- Opening Delimiter -
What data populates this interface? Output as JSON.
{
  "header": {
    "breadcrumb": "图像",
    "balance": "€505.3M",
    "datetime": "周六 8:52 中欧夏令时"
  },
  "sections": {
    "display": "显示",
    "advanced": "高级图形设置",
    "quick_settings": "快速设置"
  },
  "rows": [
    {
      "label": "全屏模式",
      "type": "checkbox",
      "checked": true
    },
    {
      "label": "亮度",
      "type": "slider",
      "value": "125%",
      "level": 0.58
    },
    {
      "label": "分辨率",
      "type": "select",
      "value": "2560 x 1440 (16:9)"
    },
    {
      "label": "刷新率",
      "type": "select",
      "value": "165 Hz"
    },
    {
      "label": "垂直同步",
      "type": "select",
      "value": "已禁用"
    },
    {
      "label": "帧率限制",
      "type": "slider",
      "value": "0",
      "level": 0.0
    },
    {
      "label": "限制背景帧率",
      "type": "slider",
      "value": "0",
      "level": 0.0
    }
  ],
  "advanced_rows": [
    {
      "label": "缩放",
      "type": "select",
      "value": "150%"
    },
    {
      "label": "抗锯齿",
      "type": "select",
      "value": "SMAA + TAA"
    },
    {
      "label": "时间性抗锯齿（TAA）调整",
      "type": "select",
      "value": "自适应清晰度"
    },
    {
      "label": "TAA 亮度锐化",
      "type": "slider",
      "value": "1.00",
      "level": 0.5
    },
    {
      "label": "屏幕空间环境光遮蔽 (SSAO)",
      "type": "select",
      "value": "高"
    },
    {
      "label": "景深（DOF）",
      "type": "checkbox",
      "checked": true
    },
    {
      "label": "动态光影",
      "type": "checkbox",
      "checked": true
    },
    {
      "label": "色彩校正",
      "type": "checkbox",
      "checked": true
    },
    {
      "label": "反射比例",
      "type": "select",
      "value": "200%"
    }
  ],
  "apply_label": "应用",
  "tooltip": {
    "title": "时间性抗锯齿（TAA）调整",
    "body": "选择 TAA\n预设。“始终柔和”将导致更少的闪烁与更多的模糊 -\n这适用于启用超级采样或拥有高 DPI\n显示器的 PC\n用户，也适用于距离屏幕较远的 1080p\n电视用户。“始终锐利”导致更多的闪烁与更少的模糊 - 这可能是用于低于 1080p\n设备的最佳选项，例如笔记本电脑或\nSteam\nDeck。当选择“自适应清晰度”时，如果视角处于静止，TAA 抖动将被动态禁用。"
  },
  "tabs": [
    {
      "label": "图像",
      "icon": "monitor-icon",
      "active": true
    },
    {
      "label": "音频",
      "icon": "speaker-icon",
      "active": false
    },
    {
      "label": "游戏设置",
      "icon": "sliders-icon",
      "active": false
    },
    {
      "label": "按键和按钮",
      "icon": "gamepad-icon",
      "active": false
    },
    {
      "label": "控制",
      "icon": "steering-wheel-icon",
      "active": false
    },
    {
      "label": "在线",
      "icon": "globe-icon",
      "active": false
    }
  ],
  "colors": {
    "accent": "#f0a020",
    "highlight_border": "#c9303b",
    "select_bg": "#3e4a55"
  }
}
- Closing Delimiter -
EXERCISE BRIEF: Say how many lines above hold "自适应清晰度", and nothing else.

TASK OUTPUT: 2